On April 16th, the skeletons of 12 teenage girls were found in a desert field east of Ciudad Juárez. The discovery was only the latest addition to the city's now notorious body count. The U.S.-Mexico drug war, formally waged since 2006, has turned this border city into the so-called "murder capital of the world." But, as early as 1993, Juárez had already become known as the place where girls and women ended up dead. Official estimates put the number of "femicides" around 400, and not a single one of them has resulted in a conclusive investigation or conviction.
Mexico City journalist Sergio González Rodríguez, a former arts critic, began writing about the murders in 1996, resulting in two landmark books — 2000's Hombre sin cabeza and 2006's Huesos en el desierto — that earned him death threats, a government ban by the State of Chihuahua, and cameos in novels by Roberto Bolaño and Javier Marias. His first book to be published in English, The Femicide Machine (reviewed here for the Los Angeles Review of Books by Mary Cuddehe) connects the serial killings of women in Juárez not only to drug traffickers and criminal gangs but also to what he describes as the "machines" of global capitalism that make these killings possible: war machines, police machines, economic machines, manufacturing machines, security machines, among others.

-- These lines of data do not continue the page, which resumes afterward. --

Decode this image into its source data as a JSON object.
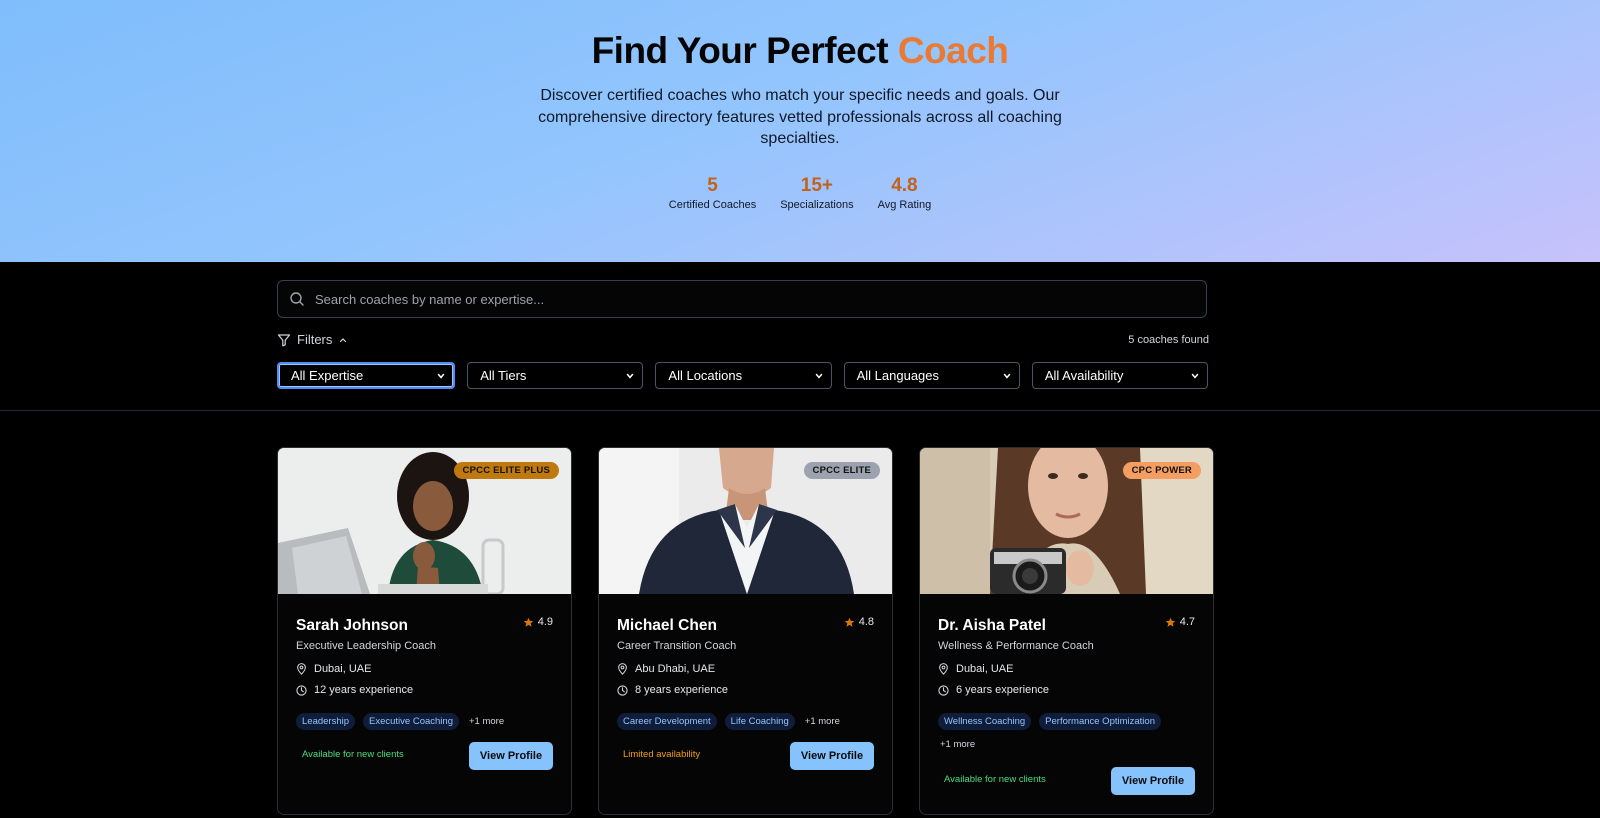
{
  "hero": {
    "title_main": "Find Your Perfect",
    "title_accent": "Coach",
    "subtitle": "Discover certified coaches who match your specific needs and goals. Our comprehensive directory features vetted professionals across all coaching specialties.",
    "stats": [
      {
        "value": "5",
        "label": "Certified Coaches"
      },
      {
        "value": "15+",
        "label": "Specializations"
      },
      {
        "value": "4.8",
        "label": "Avg Rating"
      }
    ]
  },
  "search": {
    "placeholder": "Search coaches by name or expertise...",
    "value": ""
  },
  "filters": {
    "toggle_label": "Filters",
    "results_count": "5 coaches found",
    "selects": [
      "All Expertise",
      "All Tiers",
      "All Locations",
      "All Languages",
      "All Availability"
    ]
  },
  "coaches": [
    {
      "tier": "CPCC ELITE PLUS",
      "name": "Sarah Johnson",
      "rating": "4.9",
      "title": "Executive Leadership Coach",
      "location": "Dubai, UAE",
      "experience": "12 years experience",
      "tags": [
        "Leadership",
        "Executive Coaching"
      ],
      "more": "+1 more",
      "availability": "Available for new clients",
      "button": "View Profile"
    },
    {
      "tier": "CPCC ELITE",
      "name": "Michael Chen",
      "rating": "4.8",
      "title": "Career Transition Coach",
      "location": "Abu Dhabi, UAE",
      "experience": "8 years experience",
      "tags": [
        "Career Development",
        "Life Coaching"
      ],
      "more": "+1 more",
      "availability": "Limited availability",
      "button": "View Profile"
    },
    {
      "tier": "CPC POWER",
      "name": "Dr. Aisha Patel",
      "rating": "4.7",
      "title": "Wellness & Performance Coach",
      "location": "Dubai, UAE",
      "experience": "6 years experience",
      "tags": [
        "Wellness Coaching",
        "Performance Optimization"
      ],
      "more": "+1 more",
      "availability": "Available for new clients",
      "button": "View Profile"
    }
  ],
  "colors": {
    "accent_orange": "#ea7a33",
    "tier_elite_plus": "#c0790f",
    "tier_elite": "#9ca3af",
    "tier_power": "#f59e61",
    "available_green": "#4ade80",
    "limited_orange": "#f59e0b",
    "button_blue": "#86c2fb",
    "star": "#d97706"
  }
}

I invited Sergio to have an email conversation with me about these issues. The following is a transcript of our correspondence, which I've translated from the Spanish.
JOSH KUN: Why don't we start with the most important question: are you in Mexico? Are you OK? Did the earthquake affect you at all?

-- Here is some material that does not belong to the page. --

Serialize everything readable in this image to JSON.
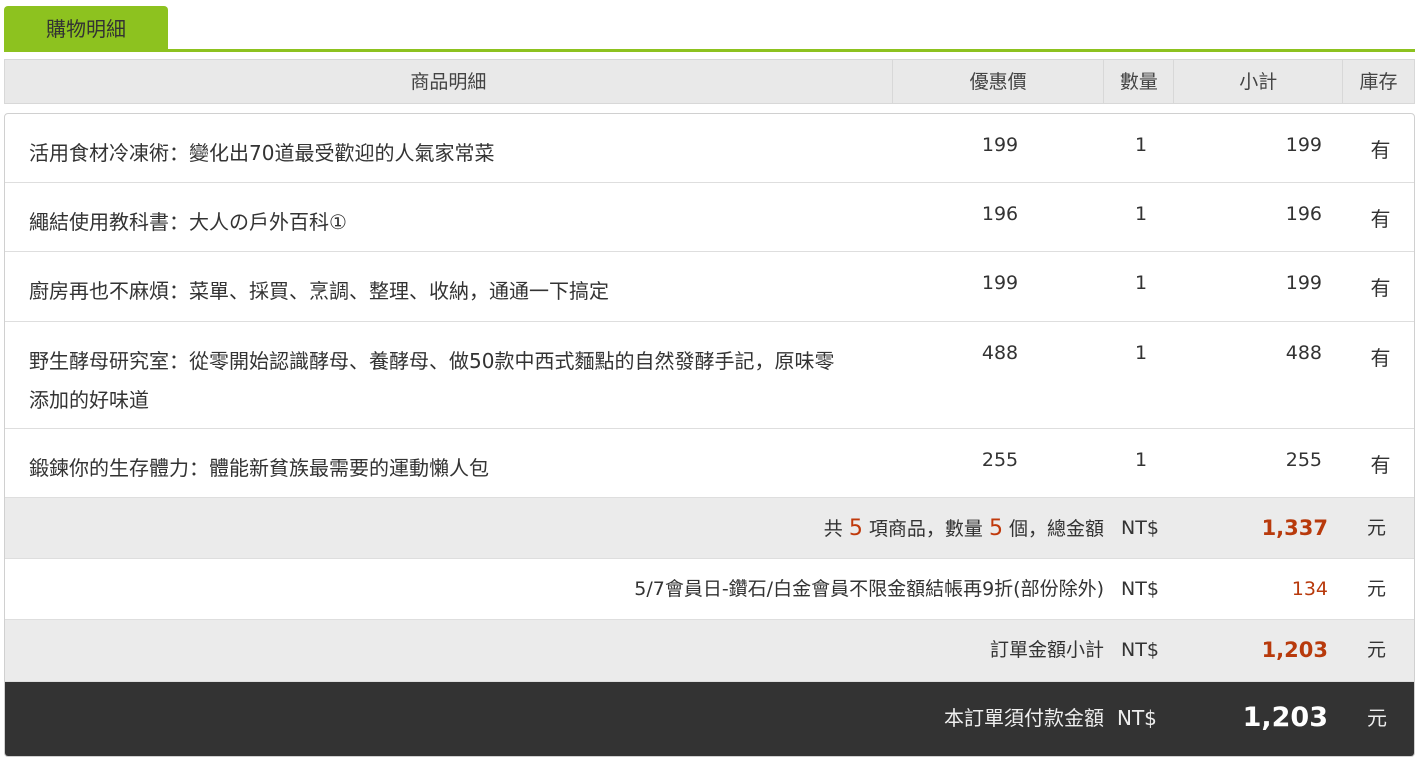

SERGIO GONZÁLEZ RODRIGUEZ: Yes, all is well, yesterday's earthquake gave me a scare, but thankfully nothing more.
JK: Before the earthquake, on the very same day, news broke of a car bomb in Tamaulipas outside the offices of a local newspaper, another act of violence in a week full of violence (deaths in Saltillo, deaths in Guerrero, the narco-blockades in Guadalajara). Is there a moment when you find yourself saying, this is just one more — just another act of violence, just one more example? Is violence now so common, so part of the fabric of daily life in Mexico, that it has stopped affecting people? Or does each death, each murder, each kidnapping, still stand as an assault, a tragedy, a motivation to take action?

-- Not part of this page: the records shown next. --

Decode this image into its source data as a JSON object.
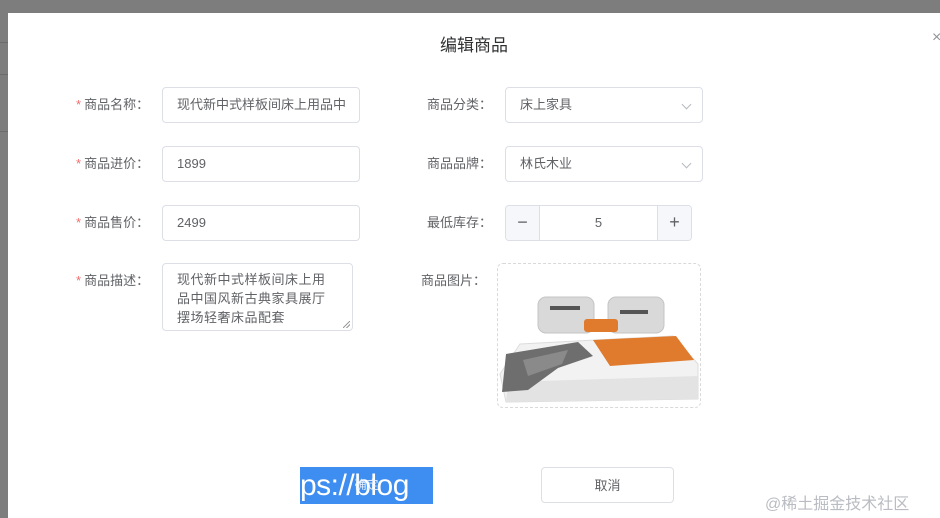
{
  "dialog": {
    "title": "编辑商品",
    "close_glyph": "×"
  },
  "form": {
    "required_mark": "*",
    "name": {
      "label": "商品名称：",
      "value": "现代新中式样板间床上用品中"
    },
    "purchase_price": {
      "label": "商品进价：",
      "value": "1899"
    },
    "sale_price": {
      "label": "商品售价：",
      "value": "2499"
    },
    "description": {
      "label": "商品描述：",
      "value": "现代新中式样板间床上用品中国风新古典家具展厅摆场轻奢床品配套"
    },
    "category": {
      "label": "商品分类：",
      "value": "床上家具"
    },
    "brand": {
      "label": "商品品牌：",
      "value": "林氏木业"
    },
    "min_stock": {
      "label": "最低库存：",
      "value": "5",
      "minus": "−",
      "plus": "+"
    },
    "image": {
      "label": "商品图片："
    }
  },
  "footer": {
    "confirm_label": "确定",
    "selection_text": "ps://blog",
    "cancel_label": "取消"
  },
  "watermark": "@稀土掘金技术社区",
  "colors": {
    "required": "#f56c6c",
    "selection": "#3e8df0",
    "border": "#dcdfe6"
  },
  "icons": {
    "close": "close-icon",
    "select_arrow": "chevron-down-icon",
    "minus": "minus-icon",
    "plus": "plus-icon"
  }
}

SGR: In the background of this issue — the possible indifference of Mexicans to acts of violence — there are at least two things to consider:...read more